■ **THE TASK**
Please copy all of the data that follows exactly, leaving any pictures out.

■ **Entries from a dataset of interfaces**

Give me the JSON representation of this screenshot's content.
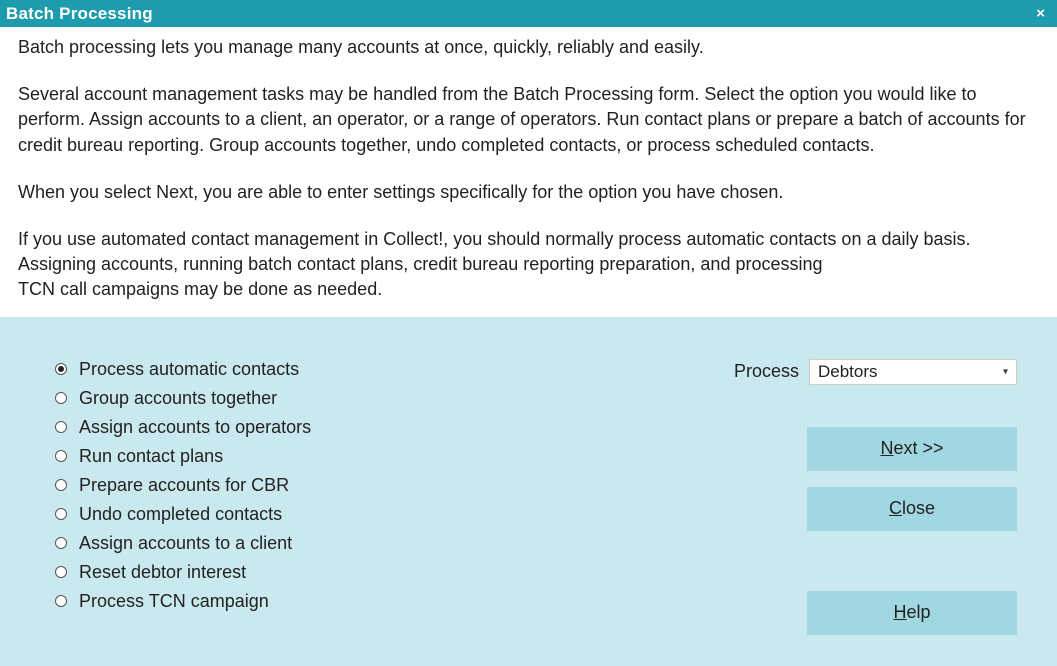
{
  "title": "Batch Processing",
  "close_glyph": "×",
  "description": {
    "p1": "Batch processing lets you manage many accounts at once, quickly, reliably and easily.",
    "p2": "Several account management tasks may be handled from the Batch Processing form. Select the option you would like to perform. Assign accounts to a client, an operator, or a range of operators. Run contact plans or prepare a batch of accounts for credit bureau reporting. Group accounts together, undo completed contacts, or process scheduled contacts.",
    "p3": "When you select Next, you are able to enter settings specifically for the option you have chosen.",
    "p4a": "If you use automated contact management in Collect!, you should normally process automatic contacts on a daily basis. Assigning accounts, running batch contact plans, credit bureau reporting preparation, and processing",
    "p4b": " TCN call campaigns may be done as needed."
  },
  "options": [
    {
      "label": "Process automatic contacts",
      "checked": true
    },
    {
      "label": "Group accounts together",
      "checked": false
    },
    {
      "label": "Assign accounts to operators",
      "checked": false
    },
    {
      "label": "Run contact plans",
      "checked": false
    },
    {
      "label": "Prepare accounts for CBR",
      "checked": false
    },
    {
      "label": "Undo completed contacts",
      "checked": false
    },
    {
      "label": "Assign accounts to a client",
      "checked": false
    },
    {
      "label": "Reset debtor interest",
      "checked": false
    },
    {
      "label": "Process TCN campaign",
      "checked": false
    }
  ],
  "process": {
    "label": "Process",
    "selected": "Debtors"
  },
  "buttons": {
    "next": {
      "prefix": "N",
      "rest": "ext >>"
    },
    "close": {
      "prefix": "C",
      "rest": "lose"
    },
    "help": {
      "prefix": "H",
      "rest": "elp"
    }
  }
}
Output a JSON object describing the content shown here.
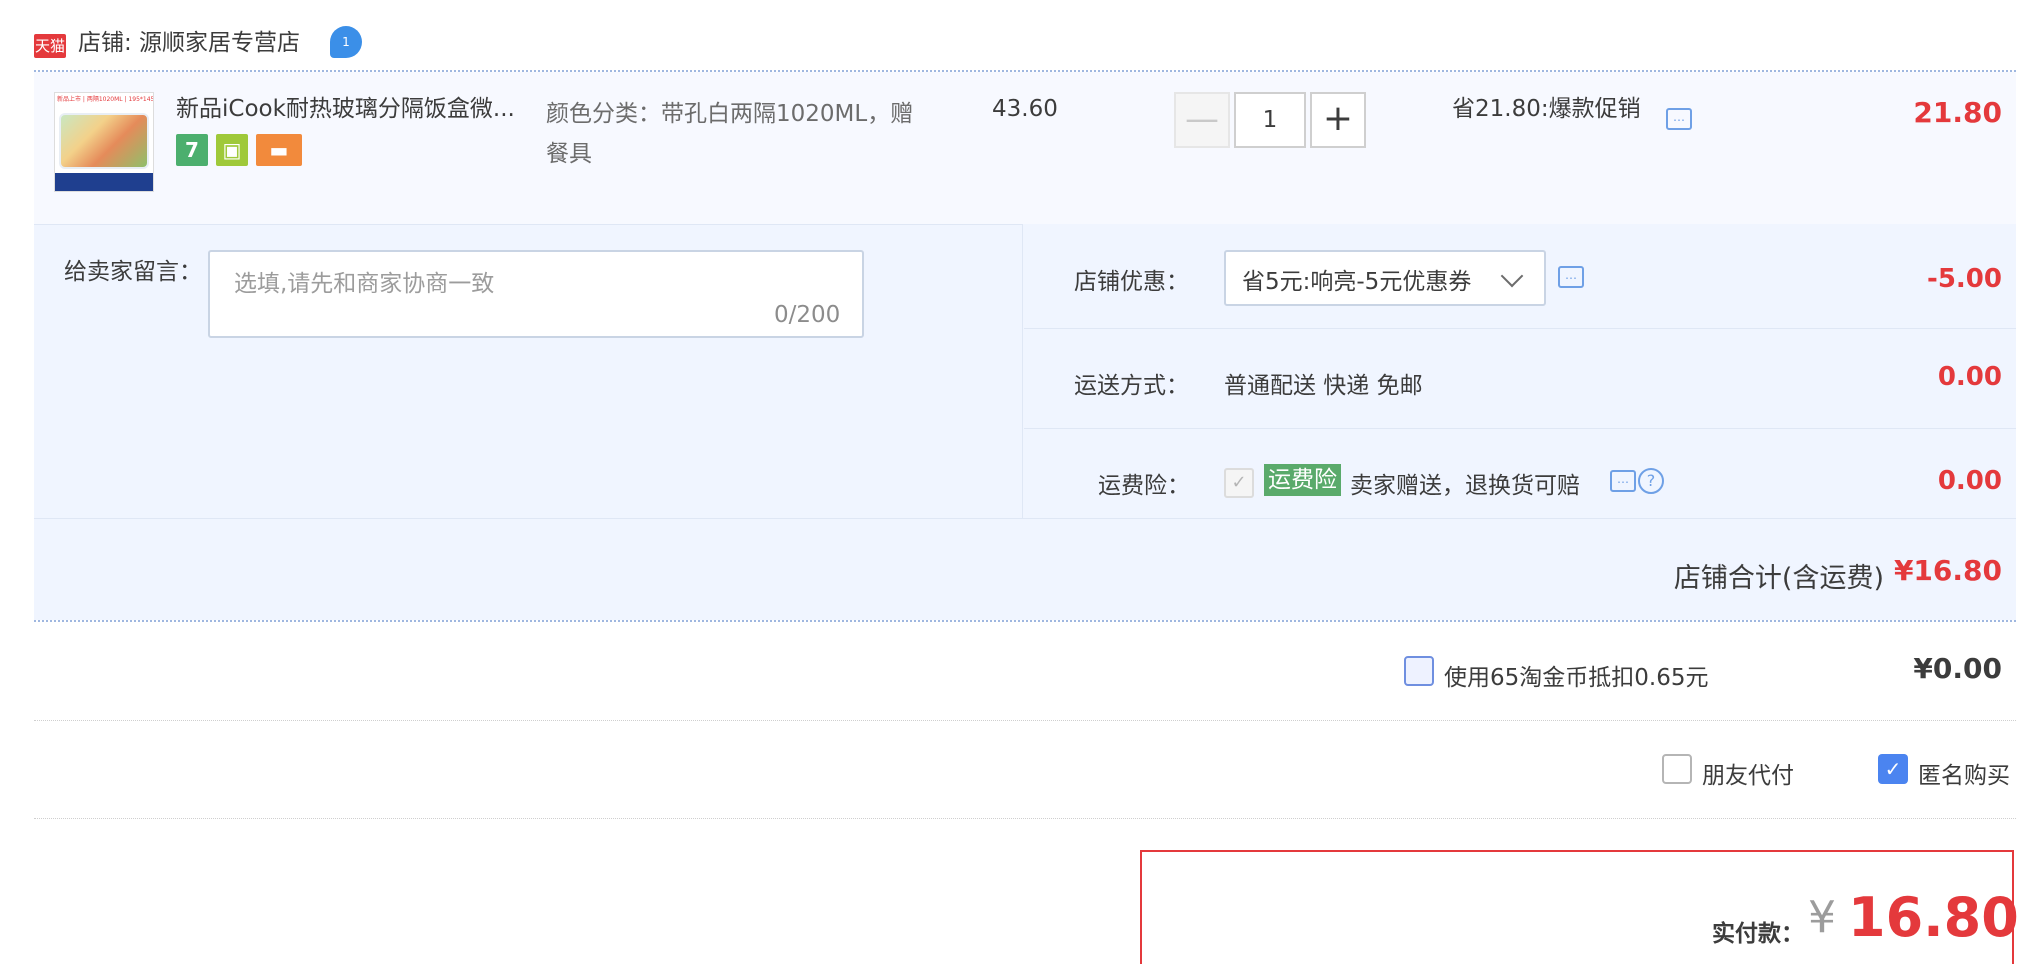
{
  "shop": {
    "badge": "天猫",
    "name": "店铺: 源顺家居专营店",
    "chat_badge": "1"
  },
  "item": {
    "thumb_caption": "新品上市 | 两隔1020ML | 195*145*62mm",
    "title": "新品iCook耐热玻璃分隔饭盒微...",
    "service_icons": [
      "seven-day-return-icon",
      "bag-icon",
      "card-icon"
    ],
    "service_7": "7",
    "sku": "颜色分类：带孔白两隔1020ML，赠餐具",
    "unit_price": "43.60",
    "quantity": "1",
    "minus": "—",
    "plus": "+",
    "promo": "省21.80:爆款促销",
    "subtotal": "21.80"
  },
  "message": {
    "label": "给卖家留言：",
    "placeholder": "选填,请先和商家协商一致",
    "count": "0/200"
  },
  "shop_discount": {
    "label": "店铺优惠：",
    "selected": "省5元:响亮-5元优惠券",
    "amount": "-5.00"
  },
  "shipping": {
    "label": "运送方式：",
    "value": "普通配送 快递 免邮",
    "amount": "0.00"
  },
  "insurance": {
    "label": "运费险：",
    "tag": "运费险",
    "text": "卖家赠送，退换货可赔",
    "amount": "0.00",
    "help": "?"
  },
  "shop_total": {
    "label": "店铺合计(含运费)",
    "amount": "¥16.80"
  },
  "coins": {
    "label": "使用65淘金币抵扣0.65元",
    "amount": "¥0.00"
  },
  "options": {
    "friend_pay": "朋友代付",
    "anonymous": "匿名购买",
    "anonymous_checked": true
  },
  "pay": {
    "label": "实付款：",
    "currency": "¥",
    "amount": "16.80"
  },
  "colors": {
    "accent_red": "#e4393c",
    "link_blue": "#6fa0e6",
    "panel_bg": "#f0f5ff",
    "check_blue": "#4b84f0",
    "insurance_green": "#5aaa6b"
  }
}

■ **WRITTEN ANSWER**
Give me the JSON representation of this screenshot's content.
{
  "title": "Batch Processing",
  "close_glyph": "×",
  "description": {
    "p1": "Batch processing lets you manage many accounts at once, quickly, reliably and easily.",
    "p2": "Several account management tasks may be handled from the Batch Processing form. Select the option you would like to perform. Assign accounts to a client, an operator, or a range of operators. Run contact plans or prepare a batch of accounts for credit bureau reporting. Group accounts together, undo completed contacts, or process scheduled contacts.",
    "p3": "When you select Next, you are able to enter settings specifically for the option you have chosen.",
    "p4a": "If you use automated contact management in Collect!, you should normally process automatic contacts on a daily basis. Assigning accounts, running batch contact plans, credit bureau reporting preparation, and processing",
    "p4b": " TCN call campaigns may be done as needed."
  },
  "options": [
    {
      "label": "Process automatic contacts",
      "checked": true
    },
    {
      "label": "Group accounts together",
      "checked": false
    },
    {
      "label": "Assign accounts to operators",
      "checked": false
    },
    {
      "label": "Run contact plans",
      "checked": false
    },
    {
      "label": "Prepare accounts for CBR",
      "checked": false
    },
    {
      "label": "Undo completed contacts",
      "checked": false
    },
    {
      "label": "Assign accounts to a client",
      "checked": false
    },
    {
      "label": "Reset debtor interest",
      "checked": false
    },
    {
      "label": "Process TCN campaign",
      "checked": false
    }
  ],
  "process": {
    "label": "Process",
    "selected": "Debtors"
  },
  "buttons": {
    "next": {
      "prefix": "N",
      "rest": "ext >>"
    },
    "close": {
      "prefix": "C",
      "rest": "lose"
    },
    "help": {
      "prefix": "H",
      "rest": "elp"
    }
  }
}
Output a JSON object describing the content shown here.
{
  "shop": {
    "badge": "天猫",
    "name": "店铺: 源顺家居专营店",
    "chat_badge": "1"
  },
  "item": {
    "thumb_caption": "新品上市 | 两隔1020ML | 195*145*62mm",
    "title": "新品iCook耐热玻璃分隔饭盒微...",
    "service_icons": [
      "seven-day-return-icon",
      "bag-icon",
      "card-icon"
    ],
    "service_7": "7",
    "sku": "颜色分类：带孔白两隔1020ML，赠餐具",
    "unit_price": "43.60",
    "quantity": "1",
    "minus": "—",
    "plus": "+",
    "promo": "省21.80:爆款促销",
    "subtotal": "21.80"
  },
  "message": {
    "label": "给卖家留言：",
    "placeholder": "选填,请先和商家协商一致",
    "count": "0/200"
  },
  "shop_discount": {
    "label": "店铺优惠：",
    "selected": "省5元:响亮-5元优惠券",
    "amount": "-5.00"
  },
  "shipping": {
    "label": "运送方式：",
    "value": "普通配送 快递 免邮",
    "amount": "0.00"
  },
  "insurance": {
    "label": "运费险：",
    "tag": "运费险",
    "text": "卖家赠送，退换货可赔",
    "amount": "0.00",
    "help": "?"
  },
  "shop_total": {
    "label": "店铺合计(含运费)",
    "amount": "¥16.80"
  },
  "coins": {
    "label": "使用65淘金币抵扣0.65元",
    "amount": "¥0.00"
  },
  "options": {
    "friend_pay": "朋友代付",
    "anonymous": "匿名购买",
    "anonymous_checked": true
  },
  "pay": {
    "label": "实付款：",
    "currency": "¥",
    "amount": "16.80"
  },
  "colors": {
    "accent_red": "#e4393c",
    "link_blue": "#6fa0e6",
    "panel_bg": "#f0f5ff",
    "check_blue": "#4b84f0",
    "insurance_green": "#5aaa6b"
  }
}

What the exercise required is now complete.